The Italian insists he is keen to build at Spurs beyond then, but he has a famously restless history. His stints at Chelsea and Inter lasted two seasons each. He was at Juventus, where he won a trio of Serie A titles, for a year longer, up until 2014, but it was a three-year period sprinkled with spiky remarks about a perceived lack of investment in the squad compared with spending at other European superclubs.

Ahead of the trip to the Etihad Stadium, Conte described City, English football’s leading superclub, “as the best team in the world at moment”. No matter that, like Spurs, Pep Guardiola’s side are fresh from a defeat in their local derby, City the narrow losers, via a controversial goal, at the weekend to Manchester United.

It’s a fixture that, Conte must anticipate, will be taken as a measure of Spurs’s progress, year on year.
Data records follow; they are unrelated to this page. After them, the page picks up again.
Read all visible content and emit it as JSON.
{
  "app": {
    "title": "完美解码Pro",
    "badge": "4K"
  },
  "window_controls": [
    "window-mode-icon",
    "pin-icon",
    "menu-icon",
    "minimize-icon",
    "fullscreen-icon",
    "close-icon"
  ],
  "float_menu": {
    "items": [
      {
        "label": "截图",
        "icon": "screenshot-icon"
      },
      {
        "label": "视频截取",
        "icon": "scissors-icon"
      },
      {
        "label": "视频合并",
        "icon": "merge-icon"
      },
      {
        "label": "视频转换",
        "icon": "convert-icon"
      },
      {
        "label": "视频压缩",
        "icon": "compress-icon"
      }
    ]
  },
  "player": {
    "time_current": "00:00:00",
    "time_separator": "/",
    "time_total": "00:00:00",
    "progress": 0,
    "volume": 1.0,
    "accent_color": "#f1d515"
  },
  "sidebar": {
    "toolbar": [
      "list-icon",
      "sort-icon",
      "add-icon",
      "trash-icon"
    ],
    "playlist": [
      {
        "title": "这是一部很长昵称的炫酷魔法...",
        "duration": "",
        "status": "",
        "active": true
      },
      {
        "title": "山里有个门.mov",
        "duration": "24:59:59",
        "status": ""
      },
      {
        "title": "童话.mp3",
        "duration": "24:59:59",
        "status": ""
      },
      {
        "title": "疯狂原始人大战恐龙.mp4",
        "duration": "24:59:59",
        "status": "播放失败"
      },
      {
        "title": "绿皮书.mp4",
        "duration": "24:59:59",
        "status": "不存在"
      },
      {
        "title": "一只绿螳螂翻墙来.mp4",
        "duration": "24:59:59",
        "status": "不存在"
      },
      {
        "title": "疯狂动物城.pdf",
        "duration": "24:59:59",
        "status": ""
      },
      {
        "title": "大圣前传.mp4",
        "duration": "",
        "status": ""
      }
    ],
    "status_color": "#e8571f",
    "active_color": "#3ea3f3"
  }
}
Last February, Tottenham went to City and pulled off an improbable 3-2 victory, Harry Kane outstanding, and, significantly, two newcomers from last winter’s recruitment, Rodrigo Bentancur and Dejan Kulusevski, influential in directing Spurs’s effective counter-attacks.

Kulusevski, on a long-term loan from Juventus, scored within five minutes of his first start and set up Kane’s winning goal in the fifth-minute of stoppage time, just after Riyad Mahrez seemed to have salvaged a point for City.

“We were very good and showed great resilience,” recalled Conte of a win that began Spurs’ march up the table from the minor European positions to qualification for the Champions League. “Against Manchester City, you have to try to not make mistakes. You know, for sure, ball possession will be 70 or 75 per cent for them. If you have 25 per cent you have to be very good, move the ball well and create chances.

“Also, in this type of game, you need to be a bit lucky to get a good result.”

Updated: January 19, 2023, 2:35 AM